• **The problem**:
The number of lines in the entries below holding the word "value" is all that is needed here.

• **Records for this task**:
------------------------------------------------------------
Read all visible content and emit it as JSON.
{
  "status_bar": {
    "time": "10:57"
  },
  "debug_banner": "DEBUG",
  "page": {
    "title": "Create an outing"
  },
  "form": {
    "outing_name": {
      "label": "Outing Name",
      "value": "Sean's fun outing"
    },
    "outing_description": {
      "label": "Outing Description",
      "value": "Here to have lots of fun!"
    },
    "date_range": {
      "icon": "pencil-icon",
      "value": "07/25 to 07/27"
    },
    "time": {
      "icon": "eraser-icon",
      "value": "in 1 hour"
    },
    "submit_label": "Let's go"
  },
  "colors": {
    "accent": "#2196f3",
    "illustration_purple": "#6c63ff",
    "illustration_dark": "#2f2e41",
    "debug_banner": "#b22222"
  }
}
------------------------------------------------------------
• **Your solution**:
4